What you will do.
Look through the listing below for lines containing the word "sasz". State only their number.

Data.
========================================

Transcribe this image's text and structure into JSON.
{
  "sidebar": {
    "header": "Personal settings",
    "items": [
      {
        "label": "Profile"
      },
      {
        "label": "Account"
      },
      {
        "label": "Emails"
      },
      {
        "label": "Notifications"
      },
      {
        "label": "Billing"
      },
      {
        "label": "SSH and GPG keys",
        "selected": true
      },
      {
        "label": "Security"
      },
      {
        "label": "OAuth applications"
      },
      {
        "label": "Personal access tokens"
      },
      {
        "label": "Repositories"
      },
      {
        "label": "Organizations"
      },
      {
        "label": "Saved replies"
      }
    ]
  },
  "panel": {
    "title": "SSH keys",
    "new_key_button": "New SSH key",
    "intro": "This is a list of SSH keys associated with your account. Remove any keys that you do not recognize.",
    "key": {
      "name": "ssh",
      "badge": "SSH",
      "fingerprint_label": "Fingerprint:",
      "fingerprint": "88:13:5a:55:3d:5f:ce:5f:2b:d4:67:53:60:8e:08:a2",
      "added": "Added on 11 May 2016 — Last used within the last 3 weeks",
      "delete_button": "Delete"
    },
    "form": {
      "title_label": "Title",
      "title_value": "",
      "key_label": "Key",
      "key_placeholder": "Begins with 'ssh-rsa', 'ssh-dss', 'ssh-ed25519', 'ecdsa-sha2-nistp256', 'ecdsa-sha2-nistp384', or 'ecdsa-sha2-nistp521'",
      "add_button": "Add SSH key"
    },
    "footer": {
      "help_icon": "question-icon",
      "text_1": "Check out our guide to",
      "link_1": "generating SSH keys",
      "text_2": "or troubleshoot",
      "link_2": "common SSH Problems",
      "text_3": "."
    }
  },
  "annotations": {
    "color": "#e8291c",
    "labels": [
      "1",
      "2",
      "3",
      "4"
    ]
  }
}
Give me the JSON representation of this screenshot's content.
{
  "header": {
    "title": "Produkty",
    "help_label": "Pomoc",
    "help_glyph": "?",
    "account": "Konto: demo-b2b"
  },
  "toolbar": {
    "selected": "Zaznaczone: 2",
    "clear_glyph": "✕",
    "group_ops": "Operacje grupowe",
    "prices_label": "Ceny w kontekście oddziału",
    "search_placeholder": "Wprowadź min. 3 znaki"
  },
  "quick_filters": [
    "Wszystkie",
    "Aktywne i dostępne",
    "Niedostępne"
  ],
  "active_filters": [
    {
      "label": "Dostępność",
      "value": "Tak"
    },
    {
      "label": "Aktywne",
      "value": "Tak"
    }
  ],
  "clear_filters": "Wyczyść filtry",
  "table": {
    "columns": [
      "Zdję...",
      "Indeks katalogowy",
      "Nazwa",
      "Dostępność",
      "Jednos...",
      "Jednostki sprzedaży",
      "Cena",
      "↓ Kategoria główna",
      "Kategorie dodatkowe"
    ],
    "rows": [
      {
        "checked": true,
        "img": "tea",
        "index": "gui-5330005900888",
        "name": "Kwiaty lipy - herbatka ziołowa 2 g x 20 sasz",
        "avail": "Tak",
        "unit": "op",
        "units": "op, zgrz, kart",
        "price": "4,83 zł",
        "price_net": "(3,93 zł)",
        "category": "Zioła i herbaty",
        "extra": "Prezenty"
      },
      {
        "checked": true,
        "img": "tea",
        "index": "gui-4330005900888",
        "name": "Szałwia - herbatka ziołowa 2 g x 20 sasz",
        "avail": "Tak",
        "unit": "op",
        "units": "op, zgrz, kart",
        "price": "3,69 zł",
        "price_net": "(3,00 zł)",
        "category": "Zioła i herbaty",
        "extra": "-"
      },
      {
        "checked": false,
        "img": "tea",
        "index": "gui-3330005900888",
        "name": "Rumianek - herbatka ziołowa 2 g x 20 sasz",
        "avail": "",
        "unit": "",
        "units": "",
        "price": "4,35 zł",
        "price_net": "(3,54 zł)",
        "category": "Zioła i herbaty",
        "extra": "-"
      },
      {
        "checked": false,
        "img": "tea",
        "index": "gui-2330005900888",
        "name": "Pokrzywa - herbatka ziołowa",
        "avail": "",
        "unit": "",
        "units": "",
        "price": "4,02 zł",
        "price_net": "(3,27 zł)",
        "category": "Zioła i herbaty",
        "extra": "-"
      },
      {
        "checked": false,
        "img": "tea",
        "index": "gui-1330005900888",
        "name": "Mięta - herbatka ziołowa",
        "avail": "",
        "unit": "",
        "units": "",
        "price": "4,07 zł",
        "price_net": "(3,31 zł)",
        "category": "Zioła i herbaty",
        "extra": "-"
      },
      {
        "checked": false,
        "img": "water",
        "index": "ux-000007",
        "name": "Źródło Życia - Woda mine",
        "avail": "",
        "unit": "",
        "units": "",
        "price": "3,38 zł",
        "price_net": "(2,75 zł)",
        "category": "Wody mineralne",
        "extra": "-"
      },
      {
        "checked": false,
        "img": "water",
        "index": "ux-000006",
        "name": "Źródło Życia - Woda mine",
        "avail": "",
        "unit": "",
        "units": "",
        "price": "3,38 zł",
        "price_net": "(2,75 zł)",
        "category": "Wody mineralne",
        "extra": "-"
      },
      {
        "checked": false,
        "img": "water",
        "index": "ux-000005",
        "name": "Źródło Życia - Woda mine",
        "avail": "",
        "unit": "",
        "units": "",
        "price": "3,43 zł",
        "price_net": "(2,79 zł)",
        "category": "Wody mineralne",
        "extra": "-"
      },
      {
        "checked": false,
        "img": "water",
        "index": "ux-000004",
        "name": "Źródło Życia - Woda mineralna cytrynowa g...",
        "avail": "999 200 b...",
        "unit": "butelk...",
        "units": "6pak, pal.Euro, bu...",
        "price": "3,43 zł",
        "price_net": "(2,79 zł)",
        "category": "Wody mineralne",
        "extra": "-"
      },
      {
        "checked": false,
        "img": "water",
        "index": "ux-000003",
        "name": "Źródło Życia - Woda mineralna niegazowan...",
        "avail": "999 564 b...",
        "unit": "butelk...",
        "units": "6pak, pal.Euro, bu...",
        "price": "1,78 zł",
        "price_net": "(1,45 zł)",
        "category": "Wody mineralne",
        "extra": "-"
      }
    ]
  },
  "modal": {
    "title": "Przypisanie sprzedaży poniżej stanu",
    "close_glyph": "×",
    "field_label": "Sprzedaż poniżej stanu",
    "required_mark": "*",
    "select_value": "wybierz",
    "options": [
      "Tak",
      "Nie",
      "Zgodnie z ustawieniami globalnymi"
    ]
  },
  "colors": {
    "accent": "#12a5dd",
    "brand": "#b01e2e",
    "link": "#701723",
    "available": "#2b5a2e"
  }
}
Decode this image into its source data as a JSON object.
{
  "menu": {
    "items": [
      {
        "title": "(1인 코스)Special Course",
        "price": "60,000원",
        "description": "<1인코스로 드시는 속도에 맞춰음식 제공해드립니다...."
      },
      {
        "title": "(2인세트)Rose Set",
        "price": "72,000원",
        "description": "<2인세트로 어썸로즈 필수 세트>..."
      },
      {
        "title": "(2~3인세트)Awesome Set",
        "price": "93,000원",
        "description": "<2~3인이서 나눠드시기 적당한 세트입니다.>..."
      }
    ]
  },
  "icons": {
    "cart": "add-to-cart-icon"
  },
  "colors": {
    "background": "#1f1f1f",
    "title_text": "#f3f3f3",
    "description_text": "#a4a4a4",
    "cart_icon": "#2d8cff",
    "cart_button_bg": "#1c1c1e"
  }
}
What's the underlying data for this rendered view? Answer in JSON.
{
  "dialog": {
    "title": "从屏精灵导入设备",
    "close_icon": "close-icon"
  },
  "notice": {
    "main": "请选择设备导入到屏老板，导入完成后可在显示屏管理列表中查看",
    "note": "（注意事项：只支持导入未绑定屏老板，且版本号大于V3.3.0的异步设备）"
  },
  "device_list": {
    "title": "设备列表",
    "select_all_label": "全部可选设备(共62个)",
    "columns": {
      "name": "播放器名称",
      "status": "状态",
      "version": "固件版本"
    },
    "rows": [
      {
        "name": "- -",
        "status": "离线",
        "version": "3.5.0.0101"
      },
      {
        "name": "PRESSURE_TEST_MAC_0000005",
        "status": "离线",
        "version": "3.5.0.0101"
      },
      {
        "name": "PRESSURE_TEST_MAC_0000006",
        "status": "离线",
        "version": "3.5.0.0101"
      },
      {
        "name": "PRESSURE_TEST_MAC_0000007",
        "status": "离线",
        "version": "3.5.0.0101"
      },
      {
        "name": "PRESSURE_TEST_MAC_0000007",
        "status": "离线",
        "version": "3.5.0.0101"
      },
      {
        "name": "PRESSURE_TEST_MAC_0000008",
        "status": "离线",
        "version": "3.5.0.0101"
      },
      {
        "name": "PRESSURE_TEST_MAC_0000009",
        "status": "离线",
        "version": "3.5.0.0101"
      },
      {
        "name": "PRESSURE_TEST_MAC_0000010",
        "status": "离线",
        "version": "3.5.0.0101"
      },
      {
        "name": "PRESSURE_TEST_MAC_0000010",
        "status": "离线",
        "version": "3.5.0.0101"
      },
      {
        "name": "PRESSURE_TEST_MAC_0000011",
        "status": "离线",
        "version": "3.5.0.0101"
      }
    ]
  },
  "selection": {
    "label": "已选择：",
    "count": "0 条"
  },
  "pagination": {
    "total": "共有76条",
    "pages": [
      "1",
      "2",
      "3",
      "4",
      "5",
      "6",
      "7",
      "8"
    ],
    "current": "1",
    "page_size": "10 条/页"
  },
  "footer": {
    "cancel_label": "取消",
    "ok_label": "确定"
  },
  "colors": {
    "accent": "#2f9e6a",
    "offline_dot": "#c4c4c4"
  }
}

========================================

Your response.
3